“I was wearing an old Salvation Army shop boy’s suit. As I went to the bathroom I heard people saying, ‘Hey, faggot’. They slammed my head into a locker. I fell to the ground and they started to kick the shit out of me. I had to have stitches. The school kicked me out, not the bullies.
“Years later, I went to a coffee shop and I ran into one of the girls who’d kicked me, and she said, ‘Winona, Winona, can I have your autograph?’ And I said, ‘Do you remember me? Remember in seventh grade you beat up that kid?’ And she said, ‘Kind of’. And I said, ‘That was me. Go fuck yourself.’”
I was just talking about this sort of thing the other day.
I used to get into fist fights with a group of bullies nearly every day in 3rd grade.
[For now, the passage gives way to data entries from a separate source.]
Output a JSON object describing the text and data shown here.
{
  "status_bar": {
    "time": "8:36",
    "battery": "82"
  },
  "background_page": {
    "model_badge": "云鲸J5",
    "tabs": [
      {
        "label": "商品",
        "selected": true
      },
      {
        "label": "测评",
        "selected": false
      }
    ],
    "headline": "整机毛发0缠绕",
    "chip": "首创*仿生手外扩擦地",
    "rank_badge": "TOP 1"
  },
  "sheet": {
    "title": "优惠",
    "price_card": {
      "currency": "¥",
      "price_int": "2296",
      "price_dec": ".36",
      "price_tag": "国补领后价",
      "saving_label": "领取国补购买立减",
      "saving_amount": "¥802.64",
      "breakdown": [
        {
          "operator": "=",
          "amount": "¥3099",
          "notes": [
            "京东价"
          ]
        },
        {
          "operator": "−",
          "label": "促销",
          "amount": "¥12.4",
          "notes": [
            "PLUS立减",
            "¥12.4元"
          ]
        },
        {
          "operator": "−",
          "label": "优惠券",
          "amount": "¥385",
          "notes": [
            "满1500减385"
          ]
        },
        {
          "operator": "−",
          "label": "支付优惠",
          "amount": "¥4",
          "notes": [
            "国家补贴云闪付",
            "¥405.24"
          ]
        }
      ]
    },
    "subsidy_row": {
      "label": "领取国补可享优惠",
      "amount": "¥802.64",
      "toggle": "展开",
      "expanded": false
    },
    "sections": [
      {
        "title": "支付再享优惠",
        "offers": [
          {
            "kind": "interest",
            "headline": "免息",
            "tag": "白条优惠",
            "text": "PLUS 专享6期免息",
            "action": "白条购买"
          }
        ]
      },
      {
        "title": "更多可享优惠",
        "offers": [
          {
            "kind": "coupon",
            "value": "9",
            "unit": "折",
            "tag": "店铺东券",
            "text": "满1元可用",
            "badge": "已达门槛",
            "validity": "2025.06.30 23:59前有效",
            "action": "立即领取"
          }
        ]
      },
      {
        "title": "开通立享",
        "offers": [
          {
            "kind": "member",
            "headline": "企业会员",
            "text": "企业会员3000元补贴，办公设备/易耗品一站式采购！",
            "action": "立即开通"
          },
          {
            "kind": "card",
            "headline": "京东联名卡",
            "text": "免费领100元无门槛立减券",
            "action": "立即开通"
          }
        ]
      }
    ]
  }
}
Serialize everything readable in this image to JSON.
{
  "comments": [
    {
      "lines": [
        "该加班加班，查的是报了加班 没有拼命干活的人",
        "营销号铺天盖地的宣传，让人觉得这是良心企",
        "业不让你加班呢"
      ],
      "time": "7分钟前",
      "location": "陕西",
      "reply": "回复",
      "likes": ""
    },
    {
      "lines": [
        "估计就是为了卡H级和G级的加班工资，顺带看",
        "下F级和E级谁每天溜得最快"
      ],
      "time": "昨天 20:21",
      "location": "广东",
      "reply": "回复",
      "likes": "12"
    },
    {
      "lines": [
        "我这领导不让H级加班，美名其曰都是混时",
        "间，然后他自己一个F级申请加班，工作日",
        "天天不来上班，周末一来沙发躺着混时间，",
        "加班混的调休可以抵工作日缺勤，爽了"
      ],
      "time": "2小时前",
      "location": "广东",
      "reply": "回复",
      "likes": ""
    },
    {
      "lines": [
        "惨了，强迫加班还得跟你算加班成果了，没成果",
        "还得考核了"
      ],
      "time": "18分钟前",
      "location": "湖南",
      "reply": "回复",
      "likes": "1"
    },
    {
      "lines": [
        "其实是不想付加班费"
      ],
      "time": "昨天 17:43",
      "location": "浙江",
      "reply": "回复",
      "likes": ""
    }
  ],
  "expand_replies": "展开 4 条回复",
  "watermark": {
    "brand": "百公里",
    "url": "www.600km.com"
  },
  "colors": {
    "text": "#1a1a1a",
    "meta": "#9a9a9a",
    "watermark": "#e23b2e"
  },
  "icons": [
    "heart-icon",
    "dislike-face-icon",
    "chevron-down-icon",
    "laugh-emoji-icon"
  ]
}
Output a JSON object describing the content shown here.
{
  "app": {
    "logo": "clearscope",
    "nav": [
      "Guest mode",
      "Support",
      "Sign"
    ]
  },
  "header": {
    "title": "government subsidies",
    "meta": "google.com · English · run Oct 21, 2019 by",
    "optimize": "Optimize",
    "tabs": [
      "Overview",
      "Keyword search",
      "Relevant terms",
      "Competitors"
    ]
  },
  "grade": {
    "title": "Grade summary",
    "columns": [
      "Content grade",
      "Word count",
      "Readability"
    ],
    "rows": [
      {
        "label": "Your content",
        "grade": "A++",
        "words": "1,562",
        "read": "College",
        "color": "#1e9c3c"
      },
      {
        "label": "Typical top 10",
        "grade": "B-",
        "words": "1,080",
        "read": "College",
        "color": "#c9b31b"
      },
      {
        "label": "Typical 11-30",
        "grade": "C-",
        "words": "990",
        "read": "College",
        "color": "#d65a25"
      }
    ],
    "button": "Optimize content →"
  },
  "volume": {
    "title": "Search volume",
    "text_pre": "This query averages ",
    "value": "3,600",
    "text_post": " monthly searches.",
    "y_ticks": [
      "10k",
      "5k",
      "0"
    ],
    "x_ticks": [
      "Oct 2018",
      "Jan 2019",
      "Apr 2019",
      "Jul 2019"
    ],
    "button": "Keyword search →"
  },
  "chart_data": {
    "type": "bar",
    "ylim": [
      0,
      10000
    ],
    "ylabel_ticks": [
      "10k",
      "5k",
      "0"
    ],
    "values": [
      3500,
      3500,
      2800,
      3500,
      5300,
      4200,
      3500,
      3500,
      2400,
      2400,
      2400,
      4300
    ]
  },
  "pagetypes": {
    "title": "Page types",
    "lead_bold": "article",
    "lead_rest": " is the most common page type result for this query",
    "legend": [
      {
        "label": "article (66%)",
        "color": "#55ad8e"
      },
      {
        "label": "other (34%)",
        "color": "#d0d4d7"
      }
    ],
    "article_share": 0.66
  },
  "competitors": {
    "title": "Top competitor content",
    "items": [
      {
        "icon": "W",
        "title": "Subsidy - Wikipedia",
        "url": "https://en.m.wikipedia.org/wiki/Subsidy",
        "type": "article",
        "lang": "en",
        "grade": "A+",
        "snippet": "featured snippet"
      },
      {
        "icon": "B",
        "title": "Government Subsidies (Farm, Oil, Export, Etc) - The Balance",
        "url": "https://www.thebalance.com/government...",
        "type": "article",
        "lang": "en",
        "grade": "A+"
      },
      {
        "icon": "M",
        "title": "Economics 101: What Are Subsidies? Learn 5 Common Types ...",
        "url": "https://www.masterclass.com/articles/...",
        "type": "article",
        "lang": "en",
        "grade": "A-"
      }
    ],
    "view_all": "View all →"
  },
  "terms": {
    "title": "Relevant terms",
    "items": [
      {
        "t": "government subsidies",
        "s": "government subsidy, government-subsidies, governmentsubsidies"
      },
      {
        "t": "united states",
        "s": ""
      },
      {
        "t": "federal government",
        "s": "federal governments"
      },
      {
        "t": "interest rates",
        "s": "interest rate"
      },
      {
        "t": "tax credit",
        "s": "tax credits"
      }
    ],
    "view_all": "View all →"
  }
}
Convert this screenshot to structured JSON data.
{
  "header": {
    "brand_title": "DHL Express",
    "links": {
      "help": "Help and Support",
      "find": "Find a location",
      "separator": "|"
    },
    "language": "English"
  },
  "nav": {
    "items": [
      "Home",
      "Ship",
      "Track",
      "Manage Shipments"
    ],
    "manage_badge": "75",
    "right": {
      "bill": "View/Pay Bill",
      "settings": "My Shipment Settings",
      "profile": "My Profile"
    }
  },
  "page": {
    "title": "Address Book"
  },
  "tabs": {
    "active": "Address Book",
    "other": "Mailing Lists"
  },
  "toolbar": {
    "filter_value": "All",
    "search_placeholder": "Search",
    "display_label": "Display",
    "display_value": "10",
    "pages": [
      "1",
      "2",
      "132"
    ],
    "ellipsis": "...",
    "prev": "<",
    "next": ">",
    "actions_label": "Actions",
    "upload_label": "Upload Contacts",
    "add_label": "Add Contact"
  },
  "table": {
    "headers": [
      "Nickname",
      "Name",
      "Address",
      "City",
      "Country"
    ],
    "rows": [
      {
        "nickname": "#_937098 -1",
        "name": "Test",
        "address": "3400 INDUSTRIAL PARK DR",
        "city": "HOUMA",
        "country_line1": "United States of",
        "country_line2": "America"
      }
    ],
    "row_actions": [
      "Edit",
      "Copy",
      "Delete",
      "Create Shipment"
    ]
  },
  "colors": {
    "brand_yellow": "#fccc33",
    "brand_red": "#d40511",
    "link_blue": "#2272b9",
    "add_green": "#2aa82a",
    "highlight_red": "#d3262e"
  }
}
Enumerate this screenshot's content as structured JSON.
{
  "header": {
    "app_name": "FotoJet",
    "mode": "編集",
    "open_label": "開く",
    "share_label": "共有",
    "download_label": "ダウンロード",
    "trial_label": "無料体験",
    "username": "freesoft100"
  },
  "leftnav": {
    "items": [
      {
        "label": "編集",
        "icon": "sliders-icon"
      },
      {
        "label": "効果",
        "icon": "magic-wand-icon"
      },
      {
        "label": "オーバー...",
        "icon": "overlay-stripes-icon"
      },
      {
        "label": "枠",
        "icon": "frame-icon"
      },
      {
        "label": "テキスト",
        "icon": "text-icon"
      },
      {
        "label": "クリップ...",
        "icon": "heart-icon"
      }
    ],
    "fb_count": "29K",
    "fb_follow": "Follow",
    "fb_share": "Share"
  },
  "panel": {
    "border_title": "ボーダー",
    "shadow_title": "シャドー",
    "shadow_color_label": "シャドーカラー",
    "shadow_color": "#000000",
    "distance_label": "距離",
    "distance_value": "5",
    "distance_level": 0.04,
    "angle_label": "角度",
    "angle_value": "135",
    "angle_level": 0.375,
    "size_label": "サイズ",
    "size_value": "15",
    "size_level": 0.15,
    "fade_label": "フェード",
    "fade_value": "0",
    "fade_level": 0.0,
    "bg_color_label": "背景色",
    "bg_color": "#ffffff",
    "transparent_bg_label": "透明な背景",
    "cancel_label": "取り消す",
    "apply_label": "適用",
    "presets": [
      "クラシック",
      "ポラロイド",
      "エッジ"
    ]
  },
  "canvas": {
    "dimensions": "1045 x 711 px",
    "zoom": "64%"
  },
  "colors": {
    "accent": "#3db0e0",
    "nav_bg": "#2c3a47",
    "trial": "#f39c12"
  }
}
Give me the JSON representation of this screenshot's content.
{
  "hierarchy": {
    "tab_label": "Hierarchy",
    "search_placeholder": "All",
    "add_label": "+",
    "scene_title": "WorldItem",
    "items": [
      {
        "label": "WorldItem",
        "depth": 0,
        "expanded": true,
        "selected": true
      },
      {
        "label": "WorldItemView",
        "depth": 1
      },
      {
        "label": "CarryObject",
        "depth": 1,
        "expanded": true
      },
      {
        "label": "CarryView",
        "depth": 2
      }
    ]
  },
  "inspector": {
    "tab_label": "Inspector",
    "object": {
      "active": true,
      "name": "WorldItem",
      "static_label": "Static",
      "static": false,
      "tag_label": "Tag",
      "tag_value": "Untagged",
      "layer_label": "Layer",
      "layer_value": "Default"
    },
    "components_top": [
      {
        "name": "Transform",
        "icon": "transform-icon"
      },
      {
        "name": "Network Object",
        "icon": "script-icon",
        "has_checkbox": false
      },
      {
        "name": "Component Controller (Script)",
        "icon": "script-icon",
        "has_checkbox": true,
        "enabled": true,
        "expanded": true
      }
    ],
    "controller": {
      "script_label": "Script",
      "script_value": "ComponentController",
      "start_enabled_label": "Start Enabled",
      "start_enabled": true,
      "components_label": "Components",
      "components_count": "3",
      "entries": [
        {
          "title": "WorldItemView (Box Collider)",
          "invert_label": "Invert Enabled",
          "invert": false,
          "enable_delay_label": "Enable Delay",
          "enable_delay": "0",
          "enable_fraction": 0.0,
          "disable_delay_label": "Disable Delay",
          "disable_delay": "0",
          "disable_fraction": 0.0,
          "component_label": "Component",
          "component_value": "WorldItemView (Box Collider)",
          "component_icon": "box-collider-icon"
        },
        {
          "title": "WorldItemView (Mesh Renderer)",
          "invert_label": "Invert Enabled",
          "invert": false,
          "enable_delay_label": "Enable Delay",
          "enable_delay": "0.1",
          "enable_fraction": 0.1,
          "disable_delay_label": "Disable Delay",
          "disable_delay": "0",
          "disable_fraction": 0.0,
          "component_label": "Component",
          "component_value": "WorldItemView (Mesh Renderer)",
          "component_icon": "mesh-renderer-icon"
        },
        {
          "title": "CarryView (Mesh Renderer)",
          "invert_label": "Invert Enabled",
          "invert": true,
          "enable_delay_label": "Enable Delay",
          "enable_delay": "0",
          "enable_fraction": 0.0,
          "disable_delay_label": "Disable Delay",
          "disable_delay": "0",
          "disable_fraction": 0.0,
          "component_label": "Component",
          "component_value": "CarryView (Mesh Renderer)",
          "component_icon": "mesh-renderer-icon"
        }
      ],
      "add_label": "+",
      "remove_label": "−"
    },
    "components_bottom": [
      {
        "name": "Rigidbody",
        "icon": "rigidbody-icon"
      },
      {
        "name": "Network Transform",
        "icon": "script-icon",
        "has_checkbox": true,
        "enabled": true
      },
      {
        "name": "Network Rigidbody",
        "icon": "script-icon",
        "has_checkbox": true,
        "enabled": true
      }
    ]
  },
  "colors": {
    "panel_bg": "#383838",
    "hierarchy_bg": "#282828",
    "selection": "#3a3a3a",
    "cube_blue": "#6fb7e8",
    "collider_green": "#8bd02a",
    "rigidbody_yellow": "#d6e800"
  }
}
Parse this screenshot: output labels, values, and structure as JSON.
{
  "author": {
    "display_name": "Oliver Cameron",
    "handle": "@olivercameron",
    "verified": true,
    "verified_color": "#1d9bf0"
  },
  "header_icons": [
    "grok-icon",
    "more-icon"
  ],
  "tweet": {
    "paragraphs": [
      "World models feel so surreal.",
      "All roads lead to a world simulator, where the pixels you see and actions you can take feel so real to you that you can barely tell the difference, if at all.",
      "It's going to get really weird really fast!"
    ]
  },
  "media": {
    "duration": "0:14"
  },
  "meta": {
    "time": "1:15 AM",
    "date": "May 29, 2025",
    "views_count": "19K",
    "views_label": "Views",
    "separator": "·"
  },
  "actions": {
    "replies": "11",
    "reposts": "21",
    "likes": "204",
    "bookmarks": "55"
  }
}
I held my own but it drained me. My school progress reports said that I had a really bad temper. I had trouble trusting and making friends beyond those I already knew.
In 8th grade, my parents moved my sister and I to a suburb in Jersey where I got into fights every day at lunchtime for a while. Whenever I looked for help from the teachers on duty, they would look the other way. If I was angry before, suddenly I had even more reason to be.
But somehow, I never grew up racist or angry or violent. Not sure why but I’m glad it didn’t happen.
These experiences helped define me but I never let them consume me.
Instead I did what made me happy — I fulfilled my intellectual curiosity while my friends and family taught me how to be more emotionally open.
Now I’m a grown up with a life filled with people and things that never fail to interest me.
While I don’t necessary believe in revenge or that, somehow, bad people get what they deserve, take it from Winona’s or my story above — yes it sucks but DFTBA because in the long run, it won’t even matter.
I’m not sure if I would have believed it back then but it would have been nice to know.